**ABOUT THIS TASK**
Wherever a line holds the word "JSON", copy that line from the data.

Interface dataset entries:
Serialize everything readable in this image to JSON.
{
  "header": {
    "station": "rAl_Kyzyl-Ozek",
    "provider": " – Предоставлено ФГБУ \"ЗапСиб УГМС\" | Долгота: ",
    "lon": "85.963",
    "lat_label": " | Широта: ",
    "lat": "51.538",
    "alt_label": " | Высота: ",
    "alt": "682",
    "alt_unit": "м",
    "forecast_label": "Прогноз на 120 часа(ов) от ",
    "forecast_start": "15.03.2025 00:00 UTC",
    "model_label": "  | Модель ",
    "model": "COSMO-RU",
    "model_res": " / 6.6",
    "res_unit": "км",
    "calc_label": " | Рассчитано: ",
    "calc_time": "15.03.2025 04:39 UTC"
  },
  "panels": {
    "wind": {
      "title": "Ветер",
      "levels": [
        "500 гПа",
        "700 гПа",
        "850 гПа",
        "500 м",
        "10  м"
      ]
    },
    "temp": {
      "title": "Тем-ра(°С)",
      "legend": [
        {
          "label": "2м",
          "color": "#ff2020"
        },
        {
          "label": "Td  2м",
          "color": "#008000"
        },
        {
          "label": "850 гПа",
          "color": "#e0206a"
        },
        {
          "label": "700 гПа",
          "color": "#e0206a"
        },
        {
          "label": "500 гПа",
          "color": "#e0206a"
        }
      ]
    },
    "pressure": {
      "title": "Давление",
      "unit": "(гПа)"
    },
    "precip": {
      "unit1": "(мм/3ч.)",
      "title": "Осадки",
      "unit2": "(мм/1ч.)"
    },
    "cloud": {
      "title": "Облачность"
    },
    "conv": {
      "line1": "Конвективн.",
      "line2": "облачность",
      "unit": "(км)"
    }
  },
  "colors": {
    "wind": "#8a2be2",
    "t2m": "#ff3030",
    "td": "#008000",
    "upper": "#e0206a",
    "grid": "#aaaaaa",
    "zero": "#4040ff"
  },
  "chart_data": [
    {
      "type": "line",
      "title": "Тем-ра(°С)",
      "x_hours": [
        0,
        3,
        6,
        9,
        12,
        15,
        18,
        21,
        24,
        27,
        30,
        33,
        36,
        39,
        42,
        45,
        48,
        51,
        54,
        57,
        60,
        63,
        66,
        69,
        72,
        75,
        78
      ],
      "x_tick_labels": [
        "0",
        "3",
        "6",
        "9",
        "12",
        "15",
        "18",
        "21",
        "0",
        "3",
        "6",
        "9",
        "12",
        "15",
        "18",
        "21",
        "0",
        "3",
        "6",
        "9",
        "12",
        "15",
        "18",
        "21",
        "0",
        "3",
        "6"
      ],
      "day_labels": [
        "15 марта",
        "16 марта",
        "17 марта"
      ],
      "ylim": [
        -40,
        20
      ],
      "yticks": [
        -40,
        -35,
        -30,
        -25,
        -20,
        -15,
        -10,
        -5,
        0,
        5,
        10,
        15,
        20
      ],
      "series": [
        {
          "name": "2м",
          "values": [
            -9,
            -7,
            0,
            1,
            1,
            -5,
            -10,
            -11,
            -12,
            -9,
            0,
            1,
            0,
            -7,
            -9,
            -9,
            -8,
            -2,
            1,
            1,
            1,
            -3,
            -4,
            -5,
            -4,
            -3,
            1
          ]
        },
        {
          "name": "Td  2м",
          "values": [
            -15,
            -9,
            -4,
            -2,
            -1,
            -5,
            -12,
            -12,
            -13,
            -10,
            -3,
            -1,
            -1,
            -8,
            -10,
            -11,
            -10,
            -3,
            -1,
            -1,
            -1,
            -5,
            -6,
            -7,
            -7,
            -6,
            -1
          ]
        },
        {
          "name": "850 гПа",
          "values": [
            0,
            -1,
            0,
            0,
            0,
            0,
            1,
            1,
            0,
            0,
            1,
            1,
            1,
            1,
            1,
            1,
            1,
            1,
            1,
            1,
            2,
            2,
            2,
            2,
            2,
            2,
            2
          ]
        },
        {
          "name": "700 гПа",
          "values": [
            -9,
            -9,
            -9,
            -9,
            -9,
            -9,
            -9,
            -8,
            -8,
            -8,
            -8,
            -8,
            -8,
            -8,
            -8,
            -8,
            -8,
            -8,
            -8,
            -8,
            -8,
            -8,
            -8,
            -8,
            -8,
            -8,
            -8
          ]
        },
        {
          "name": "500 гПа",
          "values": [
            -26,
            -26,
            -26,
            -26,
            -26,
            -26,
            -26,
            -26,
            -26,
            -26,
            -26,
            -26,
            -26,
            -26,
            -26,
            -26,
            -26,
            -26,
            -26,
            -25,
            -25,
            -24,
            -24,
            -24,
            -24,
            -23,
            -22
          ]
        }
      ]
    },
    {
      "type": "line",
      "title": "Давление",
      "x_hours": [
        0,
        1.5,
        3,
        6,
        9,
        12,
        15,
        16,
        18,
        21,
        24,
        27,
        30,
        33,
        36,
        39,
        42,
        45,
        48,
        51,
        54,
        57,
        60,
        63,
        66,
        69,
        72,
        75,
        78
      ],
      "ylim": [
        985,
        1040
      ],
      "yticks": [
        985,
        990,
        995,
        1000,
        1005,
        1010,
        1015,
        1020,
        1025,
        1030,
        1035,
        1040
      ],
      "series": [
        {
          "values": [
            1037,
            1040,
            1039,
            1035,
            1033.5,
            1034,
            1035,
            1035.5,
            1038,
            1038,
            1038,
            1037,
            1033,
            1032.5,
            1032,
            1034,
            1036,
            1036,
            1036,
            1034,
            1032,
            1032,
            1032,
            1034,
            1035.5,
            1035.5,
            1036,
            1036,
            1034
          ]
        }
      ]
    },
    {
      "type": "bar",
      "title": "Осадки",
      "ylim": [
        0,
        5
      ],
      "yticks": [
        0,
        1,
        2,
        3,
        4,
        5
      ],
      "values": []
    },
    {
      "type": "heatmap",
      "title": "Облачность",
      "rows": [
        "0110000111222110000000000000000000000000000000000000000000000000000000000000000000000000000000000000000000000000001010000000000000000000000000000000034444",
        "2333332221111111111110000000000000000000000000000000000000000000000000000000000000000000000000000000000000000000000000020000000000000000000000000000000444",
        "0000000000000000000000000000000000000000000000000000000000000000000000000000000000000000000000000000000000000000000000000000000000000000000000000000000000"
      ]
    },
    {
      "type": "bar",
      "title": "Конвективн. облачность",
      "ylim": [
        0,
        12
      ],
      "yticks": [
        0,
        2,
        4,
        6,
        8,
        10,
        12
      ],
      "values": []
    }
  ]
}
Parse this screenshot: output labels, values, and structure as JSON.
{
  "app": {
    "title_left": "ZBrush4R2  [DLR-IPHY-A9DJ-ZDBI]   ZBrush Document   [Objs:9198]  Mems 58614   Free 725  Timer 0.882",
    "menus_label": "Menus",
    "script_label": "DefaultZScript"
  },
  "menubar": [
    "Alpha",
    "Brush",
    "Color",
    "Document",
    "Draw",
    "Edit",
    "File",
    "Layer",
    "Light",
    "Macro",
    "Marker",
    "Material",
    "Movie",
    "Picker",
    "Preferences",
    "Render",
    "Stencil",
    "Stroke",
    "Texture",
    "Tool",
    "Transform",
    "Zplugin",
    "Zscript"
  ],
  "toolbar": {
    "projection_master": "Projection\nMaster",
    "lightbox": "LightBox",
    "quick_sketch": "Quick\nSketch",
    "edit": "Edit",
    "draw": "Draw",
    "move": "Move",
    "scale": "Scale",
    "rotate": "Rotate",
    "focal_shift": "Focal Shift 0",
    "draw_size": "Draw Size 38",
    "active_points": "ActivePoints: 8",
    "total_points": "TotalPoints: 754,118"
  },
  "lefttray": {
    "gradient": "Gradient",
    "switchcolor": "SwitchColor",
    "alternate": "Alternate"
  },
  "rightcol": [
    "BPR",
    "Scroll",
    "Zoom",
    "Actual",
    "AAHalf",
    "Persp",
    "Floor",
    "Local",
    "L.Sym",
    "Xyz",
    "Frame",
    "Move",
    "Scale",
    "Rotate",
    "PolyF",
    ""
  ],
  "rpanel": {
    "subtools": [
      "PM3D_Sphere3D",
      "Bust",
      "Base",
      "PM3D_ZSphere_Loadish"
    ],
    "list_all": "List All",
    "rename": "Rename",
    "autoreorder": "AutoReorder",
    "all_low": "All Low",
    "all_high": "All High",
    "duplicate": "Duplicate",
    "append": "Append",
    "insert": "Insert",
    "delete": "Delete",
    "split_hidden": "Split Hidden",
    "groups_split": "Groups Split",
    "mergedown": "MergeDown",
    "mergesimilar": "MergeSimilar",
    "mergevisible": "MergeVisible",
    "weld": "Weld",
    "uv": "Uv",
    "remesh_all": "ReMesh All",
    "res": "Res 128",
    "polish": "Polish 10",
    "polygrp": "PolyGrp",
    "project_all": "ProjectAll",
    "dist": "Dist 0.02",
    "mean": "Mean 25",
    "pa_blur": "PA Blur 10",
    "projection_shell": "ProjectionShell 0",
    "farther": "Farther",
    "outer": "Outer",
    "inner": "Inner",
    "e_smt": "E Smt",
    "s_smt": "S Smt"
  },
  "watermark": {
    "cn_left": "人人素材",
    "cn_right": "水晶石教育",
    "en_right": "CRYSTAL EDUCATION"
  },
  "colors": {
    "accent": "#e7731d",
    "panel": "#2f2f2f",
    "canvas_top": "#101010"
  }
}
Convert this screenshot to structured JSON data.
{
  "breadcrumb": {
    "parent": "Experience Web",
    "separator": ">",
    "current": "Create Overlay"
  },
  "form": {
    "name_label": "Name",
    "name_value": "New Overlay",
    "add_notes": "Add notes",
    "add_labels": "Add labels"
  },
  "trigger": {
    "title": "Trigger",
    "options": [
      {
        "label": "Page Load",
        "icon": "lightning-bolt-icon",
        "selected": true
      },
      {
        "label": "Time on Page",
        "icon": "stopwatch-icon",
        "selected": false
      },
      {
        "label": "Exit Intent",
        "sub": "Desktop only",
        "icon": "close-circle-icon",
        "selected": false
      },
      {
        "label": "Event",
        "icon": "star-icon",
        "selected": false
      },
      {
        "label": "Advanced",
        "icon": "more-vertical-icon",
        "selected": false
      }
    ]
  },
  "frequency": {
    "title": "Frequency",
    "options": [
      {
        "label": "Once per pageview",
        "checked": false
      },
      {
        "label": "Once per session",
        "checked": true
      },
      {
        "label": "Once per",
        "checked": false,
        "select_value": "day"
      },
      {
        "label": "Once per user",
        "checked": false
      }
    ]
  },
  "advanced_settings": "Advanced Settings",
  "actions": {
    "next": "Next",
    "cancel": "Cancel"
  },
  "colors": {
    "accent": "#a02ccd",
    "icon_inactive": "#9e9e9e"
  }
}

**EXERCISE SOLUTION**
Serialize everything readable in this image to JSON.
Parse this screenshot: output labels, values, and structure as JSON.
Convert this screenshot to structured JSON data.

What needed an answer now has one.